## Assignment
Copy each entry precisely as written, and do not carry over the pictures.

Interface dataset entries

+-------+

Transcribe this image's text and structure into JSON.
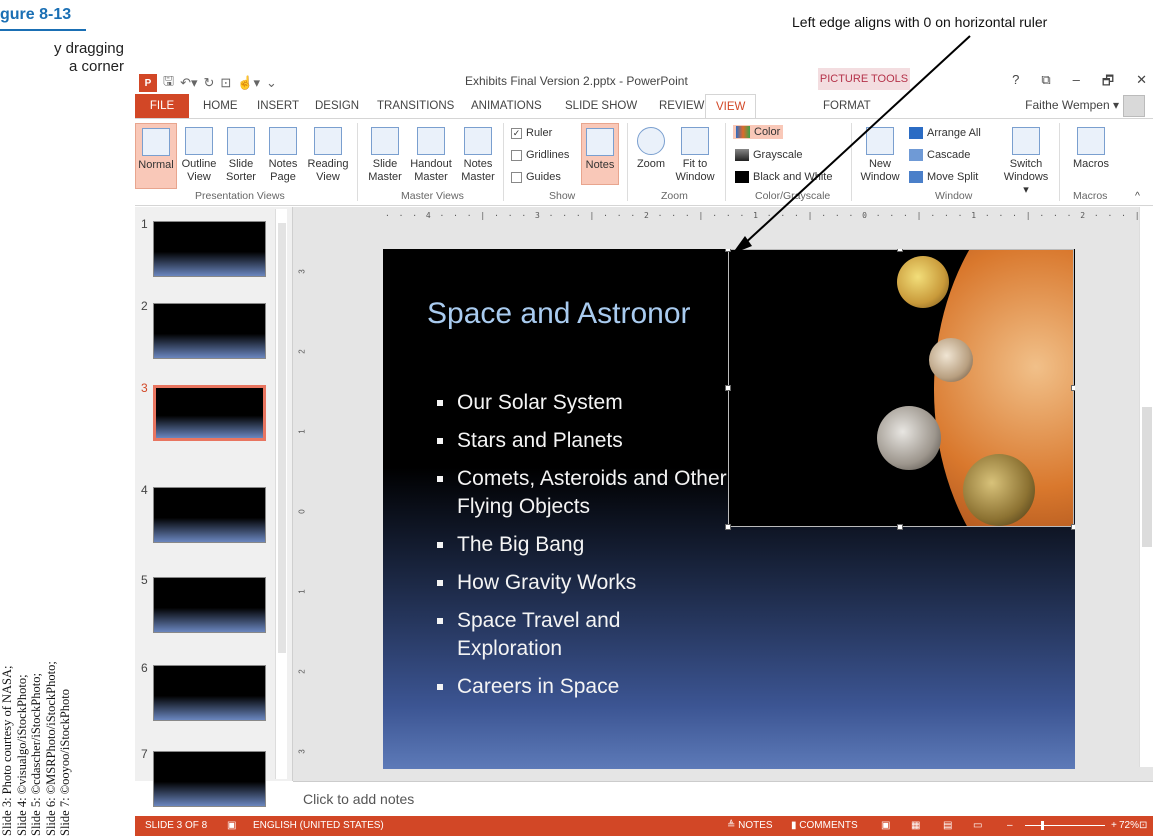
{
  "figure": {
    "number": "gure 8-13",
    "caption_line1": "y dragging",
    "caption_line2": "a corner",
    "callout": "Left edge aligns with 0 on horizontal ruler",
    "credits": [
      "Slide 3: Photo courtesy of NASA;",
      "Slide 4: ©visualgo/iStockPhoto;",
      "Slide 5: ©cdascher/iStockPhoto;",
      "Slide 6: ©MSRPhoto/iStockPhoto;",
      "Slide 7: ©ooyoo/iStockPhoto"
    ]
  },
  "window": {
    "doc_title": "Exhibits Final Version 2.pptx - PowerPoint",
    "contextual_tab": "PICTURE TOOLS",
    "controls": [
      "?",
      "⧉",
      "–",
      "🗗",
      "✕"
    ]
  },
  "tabs": [
    "FILE",
    "HOME",
    "INSERT",
    "DESIGN",
    "TRANSITIONS",
    "ANIMATIONS",
    "SLIDE SHOW",
    "REVIEW",
    "VIEW",
    "FORMAT"
  ],
  "active_tab": "VIEW",
  "user": "Faithe Wempen ▾",
  "ribbon": {
    "presentation_views": {
      "buttons": [
        {
          "line1": "Normal",
          "line2": ""
        },
        {
          "line1": "Outline",
          "line2": "View"
        },
        {
          "line1": "Slide",
          "line2": "Sorter"
        },
        {
          "line1": "Notes",
          "line2": "Page"
        },
        {
          "line1": "Reading",
          "line2": "View"
        }
      ],
      "label": "Presentation Views"
    },
    "master_views": {
      "buttons": [
        {
          "line1": "Slide",
          "line2": "Master"
        },
        {
          "line1": "Handout",
          "line2": "Master"
        },
        {
          "line1": "Notes",
          "line2": "Master"
        }
      ],
      "label": "Master Views"
    },
    "show": {
      "ruler": "Ruler",
      "gridlines": "Gridlines",
      "guides": "Guides",
      "notes": "Notes",
      "label": "Show"
    },
    "zoom": {
      "zoom": "Zoom",
      "fit_line1": "Fit to",
      "fit_line2": "Window",
      "label": "Zoom"
    },
    "color": {
      "color": "Color",
      "grayscale": "Grayscale",
      "bw": "Black and White",
      "label": "Color/Grayscale"
    },
    "window": {
      "new_line1": "New",
      "new_line2": "Window",
      "arrange": "Arrange All",
      "cascade": "Cascade",
      "move_split": "Move Split",
      "switch_line1": "Switch",
      "switch_line2": "Windows ▾",
      "label": "Window"
    },
    "macros": {
      "button": "Macros",
      "label": "Macros"
    }
  },
  "ruler_text": "· · · 4 · · · | · · · 3 · · · | · · · 2 · · · | · · · 1 · · · | · · · 0 · · · | · · · 1 · · · | · · · 2 · · · | · · · 3 · · · | · · · 4 · · ·",
  "vruler_labels": [
    "3",
    "2",
    "1",
    "0",
    "1",
    "2",
    "3"
  ],
  "thumbnails": [
    {
      "num": "1",
      "title": "",
      "selected": false
    },
    {
      "num": "2",
      "title": "",
      "selected": false
    },
    {
      "num": "3",
      "title": "",
      "selected": true
    },
    {
      "num": "4",
      "title": "",
      "selected": false
    },
    {
      "num": "5",
      "title": "",
      "selected": false
    },
    {
      "num": "6",
      "title": "",
      "selected": false
    },
    {
      "num": "7",
      "title": "",
      "selected": false
    }
  ],
  "slide": {
    "title": "Space and Astronor",
    "bullets": [
      "Our Solar System",
      "Stars and Planets",
      "Comets, Asteroids and Other Flying Objects",
      "The Big Bang",
      "How Gravity Works",
      "Space Travel and Exploration",
      "Careers in Space"
    ]
  },
  "notes_placeholder": "Click to add notes",
  "status": {
    "slide": "SLIDE 3 OF 8",
    "language": "ENGLISH (UNITED STATES)",
    "notes": "≜ NOTES",
    "comments": "▮ COMMENTS",
    "zoom": "72%"
  },
  "colors": {
    "accent": "#d24726",
    "slide_title": "#a9cbef",
    "figure_blue": "#1a6fb4"
  }
}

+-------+

## Task output
Transcribe this image's text and structure into JSON.
{
  "figure": {
    "number": "gure 8-13",
    "caption_line1": "y dragging",
    "caption_line2": "a corner",
    "callout": "Left edge aligns with 0 on horizontal ruler",
    "credits": [
      "Slide 3: Photo courtesy of NASA;",
      "Slide 4: ©visualgo/iStockPhoto;",
      "Slide 5: ©cdascher/iStockPhoto;",
      "Slide 6: ©MSRPhoto/iStockPhoto;",
      "Slide 7: ©ooyoo/iStockPhoto"
    ]
  },
  "window": {
    "doc_title": "Exhibits Final Version 2.pptx - PowerPoint",
    "contextual_tab": "PICTURE TOOLS",
    "controls": [
      "?",
      "⧉",
      "–",
      "🗗",
      "✕"
    ]
  },
  "tabs": [
    "FILE",
    "HOME",
    "INSERT",
    "DESIGN",
    "TRANSITIONS",
    "ANIMATIONS",
    "SLIDE SHOW",
    "REVIEW",
    "VIEW",
    "FORMAT"
  ],
  "active_tab": "VIEW",
  "user": "Faithe Wempen ▾",
  "ribbon": {
    "presentation_views": {
      "buttons": [
        {
          "line1": "Normal",
          "line2": ""
        },
        {
          "line1": "Outline",
          "line2": "View"
        },
        {
          "line1": "Slide",
          "line2": "Sorter"
        },
        {
          "line1": "Notes",
          "line2": "Page"
        },
        {
          "line1": "Reading",
          "line2": "View"
        }
      ],
      "label": "Presentation Views"
    },
    "master_views": {
      "buttons": [
        {
          "line1": "Slide",
          "line2": "Master"
        },
        {
          "line1": "Handout",
          "line2": "Master"
        },
        {
          "line1": "Notes",
          "line2": "Master"
        }
      ],
      "label": "Master Views"
    },
    "show": {
      "ruler": "Ruler",
      "gridlines": "Gridlines",
      "guides": "Guides",
      "notes": "Notes",
      "label": "Show"
    },
    "zoom": {
      "zoom": "Zoom",
      "fit_line1": "Fit to",
      "fit_line2": "Window",
      "label": "Zoom"
    },
    "color": {
      "color": "Color",
      "grayscale": "Grayscale",
      "bw": "Black and White",
      "label": "Color/Grayscale"
    },
    "window": {
      "new_line1": "New",
      "new_line2": "Window",
      "arrange": "Arrange All",
      "cascade": "Cascade",
      "move_split": "Move Split",
      "switch_line1": "Switch",
      "switch_line2": "Windows ▾",
      "label": "Window"
    },
    "macros": {
      "button": "Macros",
      "label": "Macros"
    }
  },
  "ruler_text": "· · · 4 · · · | · · · 3 · · · | · · · 2 · · · | · · · 1 · · · | · · · 0 · · · | · · · 1 · · · | · · · 2 · · · | · · · 3 · · · | · · · 4 · · ·",
  "vruler_labels": [
    "3",
    "2",
    "1",
    "0",
    "1",
    "2",
    "3"
  ],
  "thumbnails": [
    {
      "num": "1",
      "title": "",
      "selected": false
    },
    {
      "num": "2",
      "title": "",
      "selected": false
    },
    {
      "num": "3",
      "title": "",
      "selected": true
    },
    {
      "num": "4",
      "title": "",
      "selected": false
    },
    {
      "num": "5",
      "title": "",
      "selected": false
    },
    {
      "num": "6",
      "title": "",
      "selected": false
    },
    {
      "num": "7",
      "title": "",
      "selected": false
    }
  ],
  "slide": {
    "title": "Space and Astronor",
    "bullets": [
      "Our Solar System",
      "Stars and Planets",
      "Comets, Asteroids and Other Flying Objects",
      "The Big Bang",
      "How Gravity Works",
      "Space Travel and Exploration",
      "Careers in Space"
    ]
  },
  "notes_placeholder": "Click to add notes",
  "status": {
    "slide": "SLIDE 3 OF 8",
    "language": "ENGLISH (UNITED STATES)",
    "notes": "≜ NOTES",
    "comments": "▮ COMMENTS",
    "zoom": "72%"
  },
  "colors": {
    "accent": "#d24726",
    "slide_title": "#a9cbef",
    "figure_blue": "#1a6fb4"
  }
}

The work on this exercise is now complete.